Aging is often defined by stereotypes, but has an individual look and feel for every person. The changing demographics of American society should be leading to a stronger focus on the direction of social policy related to aging and older adults. Previous columns have summarized the views of certain current presidential candidates regarding Social Security and Medicare, which are two of the mainstays of aging in the U.S.
Policies affecting long-term care are not usually scrutinized as closely because most of us hope to never need long-term care services. Yet the National Center for Health Statistics reports that in 2016, more than 8.3 million people received these types of services through adult day centers, home health agencies, hospice agencies, nursing homes, and residential communities (https://www.cdc.gov/nchs/data/series/sr_03/sr03_43-508.pdf).
Since independence as we age is not guaranteed, it makes sense to consider long-term care policy proposals and how our own or the care needs of our loved ones will be met. Here are the highlights of the current top Democratic candidates’ platforms:
- Provide tax breaks for caregivers who are not receiving wages for their work which can be used toward building retirement savings
- Increase tax benefits for older Americans who utilize retirement savings to purchase long-term care insurance (LTCI)
- Support the passage of the CARE Act at the federal level.
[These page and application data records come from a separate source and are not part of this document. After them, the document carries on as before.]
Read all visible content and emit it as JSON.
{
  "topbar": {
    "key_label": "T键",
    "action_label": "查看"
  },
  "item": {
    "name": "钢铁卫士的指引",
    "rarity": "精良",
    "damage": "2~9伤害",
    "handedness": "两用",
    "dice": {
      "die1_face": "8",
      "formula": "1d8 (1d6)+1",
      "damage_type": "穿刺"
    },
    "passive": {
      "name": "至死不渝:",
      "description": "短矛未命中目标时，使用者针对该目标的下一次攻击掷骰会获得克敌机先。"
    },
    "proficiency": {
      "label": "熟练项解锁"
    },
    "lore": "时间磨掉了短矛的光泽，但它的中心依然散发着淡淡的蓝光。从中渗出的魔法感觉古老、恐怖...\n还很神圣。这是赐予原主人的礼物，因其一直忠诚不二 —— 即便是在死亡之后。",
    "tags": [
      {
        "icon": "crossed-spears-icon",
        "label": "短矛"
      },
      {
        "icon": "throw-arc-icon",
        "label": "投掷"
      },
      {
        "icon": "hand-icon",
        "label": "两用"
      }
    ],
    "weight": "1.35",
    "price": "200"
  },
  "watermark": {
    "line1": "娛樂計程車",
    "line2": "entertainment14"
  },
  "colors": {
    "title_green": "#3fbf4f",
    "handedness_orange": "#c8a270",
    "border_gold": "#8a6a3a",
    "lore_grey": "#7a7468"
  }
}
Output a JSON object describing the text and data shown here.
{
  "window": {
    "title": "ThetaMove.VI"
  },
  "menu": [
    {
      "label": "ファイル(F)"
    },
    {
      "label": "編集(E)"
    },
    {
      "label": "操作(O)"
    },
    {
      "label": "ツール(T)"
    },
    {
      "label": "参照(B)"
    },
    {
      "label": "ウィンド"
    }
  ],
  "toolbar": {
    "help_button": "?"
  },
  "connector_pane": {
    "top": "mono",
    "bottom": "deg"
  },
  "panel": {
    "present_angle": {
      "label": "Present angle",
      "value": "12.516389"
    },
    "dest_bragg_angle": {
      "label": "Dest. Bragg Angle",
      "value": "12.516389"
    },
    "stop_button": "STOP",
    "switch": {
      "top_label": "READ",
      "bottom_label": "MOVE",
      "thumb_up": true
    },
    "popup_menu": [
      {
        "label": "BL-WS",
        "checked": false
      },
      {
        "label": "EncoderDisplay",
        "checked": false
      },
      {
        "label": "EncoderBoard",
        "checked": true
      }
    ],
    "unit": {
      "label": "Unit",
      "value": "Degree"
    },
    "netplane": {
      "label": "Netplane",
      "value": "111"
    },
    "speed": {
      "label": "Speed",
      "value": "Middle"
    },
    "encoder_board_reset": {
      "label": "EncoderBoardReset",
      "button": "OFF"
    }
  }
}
This Caregiver Advise, Record, Enable Act is designed to improve how discharge instructions are provided to caregivers when an individual is discharged from the hospital
- Provide a daily benefit for those over age 65 who need home or facility care to help them manage 2 or more activities of daily living. This benefit would be adjustable for inflation and the area in which a person lives
- Standardize LTCI, create a marketplace for these plans, encourage employers to offer this type of insurance, and design private/public partnerships to provide coverage
- Adjust state Medicaid reimbursement rates to allow for care providers to pay workers at least a $15/hr minimum wage
- Provide 12 weeks of paid leave for family caregiving
- Expansion of the CAPABLE program in which older adults are visited by a nurse, occupational therapist, and home repair professional in order to keep them safer and healthier in their homes
- Creation of an Intergenerational Service Corps to strengthen and increase the direct care workforce
- Set and enforce minimal staffing ratios in nursing homes and enact federal quality standards for assisted living facilities
- Provide Social Security credits for certain family and unpaid caregivers
- Increase wages and improve training for long-term care workers and provide a loan forgiveness program
- Increase access to mental health treatment for older adults
- Provide a tax credit of up to 20% of the premium cost of qualified LTCI plans
- Provide paid family leave and a tax credit for caregivers
- Invest in programs to care for those experiencing Alzheimer’s disease
- Offer incentives for employers to provide LTCI plans to employees
- Prevent disability and aging services from control by for-profit managed care organizations
- “Guarantee health care, including mental health care and home- and community-based services and supports without waitlists, asset or income restrictions, as a human right to everyone in America”
- Increase funding and expansion of programs which benefit vulnerable older adults
- Expansion and improved training for the direct care workforce
- Allow home care workers to organize and join unions
- Create direct care training and certificate programs to promote safety
- Enforce minimum federal nursing home staffing requirements
- Raise the federal minimum wage to $15/hour which could help attract and retain direct care workers
- Provide up to 12 weeks of paid family or medical leave in a one year period for any worker who meets the work history requirements for Social Security Disability Insurance. Workers would receive 66% of their salary, capped at $4,000 per month, with a minimum payment of $580 per month.
- Create a new Social Security credit for people who leave the workforce to care for a loved one
These proposals seek to address some of the major shortcomings of our present long-term care system: helping older adults afford care, providing additional financial security for family caregivers, and improving the shortage of direct care workers. Let’s hope that these concerns receive adequate attention from all politicians in the coming years. Republican, Democrat, or Independent, we are all aging.
For additional candidate policy proposals related to Social Security and Medicare, visit https://keystoneelderlaw.com/medicare/medicare-policy-presidential-hopefuls/ and https://keystoneelderlaw.com/aging/aging-considerations-and-presidential-hopefuls/
Karen Kaslow, RN, BSN